Effect of Spinal Cord Stimulation in Painful Diabetic Polyneuropathy (SCS)
Rationale: Diabetic neuropathy is one of the most common complications of Diabetes Mellitis (DM). Pain is a common symptom of diabetic neuropathy, affecting 11-34% of patients suffering form DM. The current available medication often provides insufficient pain relief and/or has unacceptable side effects. Spinal cord stimulation (SCS) has been used for over 30 years to treat neuropathic pain. Various small clinical studies have shown a beneficial effect of SCS on pain in PDP.
Objective: This study is a preparation to a RCT to investigate whether SCS is a good indication in patients which suffer from pain with moderate-to-severe PDP in the lower limbs. The main objective of this study is whether SCS leads to sufficient pain relief and to obtain insight into the working mechanism of SCS. The hypothesis is that the effect SCS is most effective in patients without major sensory deficits. Furthermore, practical feasibility of the test procedures described in the study protocol will be examined, including the questionnaires to be filled out by the patient. Also, technical feasibility of SCS will be investigated. Besides the feasibility, the possibility of predicting successful pain relief by SCS by classifying patients according to the Michigan Diabetic Neuropathy Score will be assessed. Furthermore, possible other predictors for successful pain relief by SCS will be defined. Study design: the study is a pilot study in preparation to a RCT to investigate the effect of spinal cord stimulation on pain in moderate-to-severe PDP patients.
Study population: patients suffering from moderate-to-severe PDP in the lower limbs as diagnosed by clinical symptoms and supported by the Michigan Diabetic Neuropathy Score.
Intervention: patients will receive 2 weeks of trial stimulation and best (drug) treatment as usual.
Main study parameters/endpoints: Main study parameter is the pain score as measured by a numeric rating scale (NRS) according to Jensen and a Patient Global Impression of Change for pain measured on a 7-point Likert scale.
Nature and extent of the burden and risks associated with participation, benefit and group relatedness: SCS related risks include: lead migration (14%), lead breakage (7%), implanted pulse generator migration (1%), loss of therapeutic effect, lost or unpleasant paresthesias (12%), infection or wound breakdown (10%), Pain at IPG incision site (12%), IPG pocket fluid collection (5%).
|Study Design:||Endpoint Classification: Efficacy Study
Intervention Model: Single Group Assignment
Masking: Open Label
Primary Purpose: Treatment
|Official Title:||Effect of Spinal Cord Stimulation in Painful Diabetic Polyneuropathy (PDP Study) A Pilot Study|

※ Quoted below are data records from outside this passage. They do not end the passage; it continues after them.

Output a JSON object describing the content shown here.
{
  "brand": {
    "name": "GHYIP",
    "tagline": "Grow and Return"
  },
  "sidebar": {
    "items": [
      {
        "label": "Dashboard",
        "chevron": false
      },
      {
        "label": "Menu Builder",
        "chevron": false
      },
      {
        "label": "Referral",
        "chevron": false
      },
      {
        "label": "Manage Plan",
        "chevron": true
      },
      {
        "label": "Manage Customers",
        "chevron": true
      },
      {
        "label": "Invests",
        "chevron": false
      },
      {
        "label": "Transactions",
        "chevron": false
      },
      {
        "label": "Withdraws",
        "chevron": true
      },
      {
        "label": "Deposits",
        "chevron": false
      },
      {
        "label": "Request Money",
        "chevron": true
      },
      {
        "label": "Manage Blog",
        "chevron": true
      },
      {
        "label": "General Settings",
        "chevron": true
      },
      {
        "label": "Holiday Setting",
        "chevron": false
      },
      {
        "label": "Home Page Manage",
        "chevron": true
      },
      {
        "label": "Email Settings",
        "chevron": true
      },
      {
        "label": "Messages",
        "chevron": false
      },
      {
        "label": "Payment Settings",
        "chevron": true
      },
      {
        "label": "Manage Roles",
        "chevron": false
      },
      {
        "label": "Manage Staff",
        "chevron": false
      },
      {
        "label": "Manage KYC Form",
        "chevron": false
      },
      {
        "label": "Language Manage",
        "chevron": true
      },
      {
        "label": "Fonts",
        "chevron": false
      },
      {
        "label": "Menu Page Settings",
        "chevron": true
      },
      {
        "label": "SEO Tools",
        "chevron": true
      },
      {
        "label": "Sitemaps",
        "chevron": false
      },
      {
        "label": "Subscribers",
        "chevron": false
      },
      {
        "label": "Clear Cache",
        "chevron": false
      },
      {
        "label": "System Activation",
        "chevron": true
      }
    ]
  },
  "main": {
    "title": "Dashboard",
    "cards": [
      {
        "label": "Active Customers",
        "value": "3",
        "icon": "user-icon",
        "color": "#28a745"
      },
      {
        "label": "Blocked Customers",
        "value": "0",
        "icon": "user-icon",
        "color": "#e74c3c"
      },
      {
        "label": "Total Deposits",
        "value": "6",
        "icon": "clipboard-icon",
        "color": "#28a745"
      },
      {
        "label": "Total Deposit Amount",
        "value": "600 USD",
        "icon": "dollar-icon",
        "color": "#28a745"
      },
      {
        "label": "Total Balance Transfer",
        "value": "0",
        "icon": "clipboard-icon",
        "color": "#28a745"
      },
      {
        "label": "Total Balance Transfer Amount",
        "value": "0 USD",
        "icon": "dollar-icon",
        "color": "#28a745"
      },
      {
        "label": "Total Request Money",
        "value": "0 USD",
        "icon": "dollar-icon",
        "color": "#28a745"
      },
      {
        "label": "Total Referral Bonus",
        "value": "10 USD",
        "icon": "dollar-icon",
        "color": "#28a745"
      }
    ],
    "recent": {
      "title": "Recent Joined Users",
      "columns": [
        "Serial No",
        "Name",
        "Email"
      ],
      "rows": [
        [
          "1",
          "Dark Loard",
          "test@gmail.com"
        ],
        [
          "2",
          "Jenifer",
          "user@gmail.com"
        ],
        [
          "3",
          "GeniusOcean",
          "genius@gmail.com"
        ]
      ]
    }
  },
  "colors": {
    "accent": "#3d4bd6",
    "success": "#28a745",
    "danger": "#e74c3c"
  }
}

- Pain intensity measured on a weighted NRS according to Jensen and a PGIC for pain measured on a 7-point Likert scale. [ Time Frame: Baseline, 2 weeks after trial stimulation, 3, 6 and 12 months ] [ Designated as safety issue: No ]
- The practical- and technical feasibility of the procedures, predicting successful pain relief by SCS by classifying patients according to the MDNS. Define possible other predictors for successful pain relief. [ Time Frame: Baseline, 2 weeks after trial stimulation, 3, 6 and 12 months ] [ Designated as safety issue: No ]
|Study Start Date:||January 2009|
|Study Completion Date:||July 2010|
|Primary Completion Date:||July 2010 (Final data collection date for primary outcome measure)|
Device: spinal cord stimulation
|Maastricht University Hospital|
|Maastricht, Limburg, Netherlands, 6229 HX|
|Principal Investigator:||Maarten van Kleef, prof. dr.||Maastricht University Hospital|